*** RECORDED INFORMATION Section Begins ***

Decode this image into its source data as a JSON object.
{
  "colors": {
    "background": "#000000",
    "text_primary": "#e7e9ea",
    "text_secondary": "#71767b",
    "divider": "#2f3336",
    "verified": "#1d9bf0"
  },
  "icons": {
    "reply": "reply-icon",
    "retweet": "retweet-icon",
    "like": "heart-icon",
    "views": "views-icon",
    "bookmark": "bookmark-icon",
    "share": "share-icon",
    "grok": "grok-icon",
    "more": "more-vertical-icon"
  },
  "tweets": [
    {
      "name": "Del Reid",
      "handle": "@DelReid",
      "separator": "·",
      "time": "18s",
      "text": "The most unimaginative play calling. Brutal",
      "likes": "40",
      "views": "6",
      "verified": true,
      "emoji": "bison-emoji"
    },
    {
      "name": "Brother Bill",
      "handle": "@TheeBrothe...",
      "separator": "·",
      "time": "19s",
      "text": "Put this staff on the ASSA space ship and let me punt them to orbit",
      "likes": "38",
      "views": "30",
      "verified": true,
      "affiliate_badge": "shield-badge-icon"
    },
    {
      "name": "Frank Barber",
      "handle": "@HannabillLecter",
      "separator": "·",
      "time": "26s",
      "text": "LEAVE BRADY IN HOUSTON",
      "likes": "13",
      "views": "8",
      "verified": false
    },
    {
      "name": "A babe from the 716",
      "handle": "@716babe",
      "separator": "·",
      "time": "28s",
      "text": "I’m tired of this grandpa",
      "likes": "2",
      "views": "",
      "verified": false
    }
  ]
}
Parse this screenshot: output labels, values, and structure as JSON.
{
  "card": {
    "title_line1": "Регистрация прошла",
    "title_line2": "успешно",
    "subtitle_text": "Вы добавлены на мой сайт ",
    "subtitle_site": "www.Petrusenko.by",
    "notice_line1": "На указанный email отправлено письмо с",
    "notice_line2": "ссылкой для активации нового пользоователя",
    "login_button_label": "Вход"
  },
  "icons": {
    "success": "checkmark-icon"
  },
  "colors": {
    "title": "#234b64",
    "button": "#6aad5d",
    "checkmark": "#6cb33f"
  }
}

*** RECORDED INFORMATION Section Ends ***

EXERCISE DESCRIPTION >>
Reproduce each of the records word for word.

RESULT OF THIS EXERCISE >>
Decode this image into its source data as a JSON object.
{
  "colors": {
    "background": "#000000",
    "text_primary": "#e7e9ea",
    "text_secondary": "#71767b",
    "divider": "#2f3336",
    "verified": "#1d9bf0"
  },
  "icons": {
    "reply": "reply-icon",
    "retweet": "retweet-icon",
    "like": "heart-icon",
    "views": "views-icon",
    "bookmark": "bookmark-icon",
    "share": "share-icon",
    "grok": "grok-icon",
    "more": "more-vertical-icon"
  },
  "tweets": [
    {
      "name": "Del Reid",
      "handle": "@DelReid",
      "separator": "·",
      "time": "18s",
      "text": "The most unimaginative play calling. Brutal",
      "likes": "40",
      "views": "6",
      "verified": true,
      "emoji": "bison-emoji"
    },
    {
      "name": "Brother Bill",
      "handle": "@TheeBrothe...",
      "separator": "·",
      "time": "19s",
      "text": "Put this staff on the ASSA space ship and let me punt them to orbit",
      "likes": "38",
      "views": "30",
      "verified": true,
      "affiliate_badge": "shield-badge-icon"
    },
    {
      "name": "Frank Barber",
      "handle": "@HannabillLecter",
      "separator": "·",
      "time": "26s",
      "text": "LEAVE BRADY IN HOUSTON",
      "likes": "13",
      "views": "8",
      "verified": false
    },
    {
      "name": "A babe from the 716",
      "handle": "@716babe",
      "separator": "·",
      "time": "28s",
      "text": "I’m tired of this grandpa",
      "likes": "2",
      "views": "",
      "verified": false
    }
  ]
}
Parse this screenshot: output labels, values, and structure as JSON.
{
  "card": {
    "title_line1": "Регистрация прошла",
    "title_line2": "успешно",
    "subtitle_text": "Вы добавлены на мой сайт ",
    "subtitle_site": "www.Petrusenko.by",
    "notice_line1": "На указанный email отправлено письмо с",
    "notice_line2": "ссылкой для активации нового пользоователя",
    "login_button_label": "Вход"
  },
  "icons": {
    "success": "checkmark-icon"
  },
  "colors": {
    "title": "#234b64",
    "button": "#6aad5d",
    "checkmark": "#6cb33f"
  }
}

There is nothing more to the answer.